- About this task -
Copy each line from the data that has the word "Lumetri" in it.

- Records provided -
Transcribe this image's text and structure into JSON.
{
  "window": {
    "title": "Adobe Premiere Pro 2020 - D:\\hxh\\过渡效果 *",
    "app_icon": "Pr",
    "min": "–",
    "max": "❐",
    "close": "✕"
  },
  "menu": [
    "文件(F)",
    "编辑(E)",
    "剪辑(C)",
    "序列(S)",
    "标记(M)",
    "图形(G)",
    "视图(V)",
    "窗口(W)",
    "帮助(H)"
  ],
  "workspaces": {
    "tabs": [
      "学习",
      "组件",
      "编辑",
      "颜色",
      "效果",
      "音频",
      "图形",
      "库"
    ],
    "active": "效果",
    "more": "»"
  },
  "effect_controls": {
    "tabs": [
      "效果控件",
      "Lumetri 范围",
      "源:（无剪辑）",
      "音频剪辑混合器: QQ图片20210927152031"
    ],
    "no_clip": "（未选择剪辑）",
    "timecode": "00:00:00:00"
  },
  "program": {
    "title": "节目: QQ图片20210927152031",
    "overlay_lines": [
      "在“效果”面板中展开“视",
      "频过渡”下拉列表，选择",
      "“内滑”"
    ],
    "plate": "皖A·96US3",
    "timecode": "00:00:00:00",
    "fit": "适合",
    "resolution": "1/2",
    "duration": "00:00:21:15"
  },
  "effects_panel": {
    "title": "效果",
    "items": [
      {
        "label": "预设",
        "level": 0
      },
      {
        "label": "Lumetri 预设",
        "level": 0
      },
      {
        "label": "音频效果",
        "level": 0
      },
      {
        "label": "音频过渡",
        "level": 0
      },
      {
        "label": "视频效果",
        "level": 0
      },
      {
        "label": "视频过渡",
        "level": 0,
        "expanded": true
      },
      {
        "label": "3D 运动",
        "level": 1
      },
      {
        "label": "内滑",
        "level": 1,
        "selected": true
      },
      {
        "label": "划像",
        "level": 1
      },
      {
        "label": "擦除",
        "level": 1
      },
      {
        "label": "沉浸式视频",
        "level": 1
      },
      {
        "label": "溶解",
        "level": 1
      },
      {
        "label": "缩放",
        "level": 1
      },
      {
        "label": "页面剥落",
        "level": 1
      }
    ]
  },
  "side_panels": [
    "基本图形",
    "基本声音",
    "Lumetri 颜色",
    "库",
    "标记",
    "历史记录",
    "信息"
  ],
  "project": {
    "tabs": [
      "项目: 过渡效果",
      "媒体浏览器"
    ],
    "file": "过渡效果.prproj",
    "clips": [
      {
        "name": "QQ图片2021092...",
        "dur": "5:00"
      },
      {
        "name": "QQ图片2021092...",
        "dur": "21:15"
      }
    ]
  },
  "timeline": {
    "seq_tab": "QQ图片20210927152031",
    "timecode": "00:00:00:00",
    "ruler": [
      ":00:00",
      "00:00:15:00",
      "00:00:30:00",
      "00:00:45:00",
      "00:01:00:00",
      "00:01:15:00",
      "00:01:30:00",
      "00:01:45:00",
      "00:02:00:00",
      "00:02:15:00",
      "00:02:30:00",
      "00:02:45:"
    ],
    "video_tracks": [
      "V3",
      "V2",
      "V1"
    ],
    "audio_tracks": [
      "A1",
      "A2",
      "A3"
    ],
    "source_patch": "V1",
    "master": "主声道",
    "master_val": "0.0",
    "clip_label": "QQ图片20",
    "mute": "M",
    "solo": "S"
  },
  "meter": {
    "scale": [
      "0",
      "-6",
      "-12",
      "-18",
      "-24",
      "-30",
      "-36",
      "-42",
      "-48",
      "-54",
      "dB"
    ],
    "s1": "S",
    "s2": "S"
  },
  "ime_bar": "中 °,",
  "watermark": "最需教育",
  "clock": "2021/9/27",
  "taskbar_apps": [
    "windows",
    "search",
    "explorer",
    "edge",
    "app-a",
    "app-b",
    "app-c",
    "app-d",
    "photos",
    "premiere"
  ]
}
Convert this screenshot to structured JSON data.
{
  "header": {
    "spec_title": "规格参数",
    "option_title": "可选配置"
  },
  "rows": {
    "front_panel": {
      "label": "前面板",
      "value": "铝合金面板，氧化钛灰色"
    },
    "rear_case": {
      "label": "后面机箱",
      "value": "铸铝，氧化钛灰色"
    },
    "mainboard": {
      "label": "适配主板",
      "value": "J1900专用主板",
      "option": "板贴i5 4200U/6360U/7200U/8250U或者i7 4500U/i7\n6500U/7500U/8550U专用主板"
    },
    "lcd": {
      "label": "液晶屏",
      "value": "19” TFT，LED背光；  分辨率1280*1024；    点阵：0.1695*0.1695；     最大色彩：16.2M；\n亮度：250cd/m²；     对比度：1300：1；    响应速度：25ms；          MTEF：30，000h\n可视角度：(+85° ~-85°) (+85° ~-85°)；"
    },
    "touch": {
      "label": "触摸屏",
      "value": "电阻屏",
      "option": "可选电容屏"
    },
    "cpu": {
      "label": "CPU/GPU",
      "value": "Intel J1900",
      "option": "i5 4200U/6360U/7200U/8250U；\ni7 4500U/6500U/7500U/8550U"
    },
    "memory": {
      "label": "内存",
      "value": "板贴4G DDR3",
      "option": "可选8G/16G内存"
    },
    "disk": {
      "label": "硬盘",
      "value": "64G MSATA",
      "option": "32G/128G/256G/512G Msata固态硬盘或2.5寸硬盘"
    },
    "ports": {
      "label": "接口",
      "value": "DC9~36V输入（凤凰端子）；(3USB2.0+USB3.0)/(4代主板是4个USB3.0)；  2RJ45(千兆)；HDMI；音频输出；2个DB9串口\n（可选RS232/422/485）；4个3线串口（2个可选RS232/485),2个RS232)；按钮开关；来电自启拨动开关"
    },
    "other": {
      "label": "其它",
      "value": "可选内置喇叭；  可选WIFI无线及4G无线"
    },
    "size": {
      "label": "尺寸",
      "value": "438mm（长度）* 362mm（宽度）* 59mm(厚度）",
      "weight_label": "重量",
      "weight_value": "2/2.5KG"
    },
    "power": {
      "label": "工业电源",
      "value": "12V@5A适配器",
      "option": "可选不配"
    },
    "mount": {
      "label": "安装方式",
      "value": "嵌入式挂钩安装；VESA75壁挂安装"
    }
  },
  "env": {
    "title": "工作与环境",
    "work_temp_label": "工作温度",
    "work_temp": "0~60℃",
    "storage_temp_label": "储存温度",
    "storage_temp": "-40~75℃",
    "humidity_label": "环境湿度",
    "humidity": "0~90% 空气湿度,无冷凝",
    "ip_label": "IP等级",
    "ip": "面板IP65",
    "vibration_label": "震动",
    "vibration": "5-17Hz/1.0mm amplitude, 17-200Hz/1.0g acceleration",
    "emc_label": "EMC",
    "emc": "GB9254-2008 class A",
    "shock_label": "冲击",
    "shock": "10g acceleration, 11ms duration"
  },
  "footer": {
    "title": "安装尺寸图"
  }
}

- Written answer -
      "Lumetri 范围",
        "label": "Lumetri 预设",
    "Lumetri 颜色",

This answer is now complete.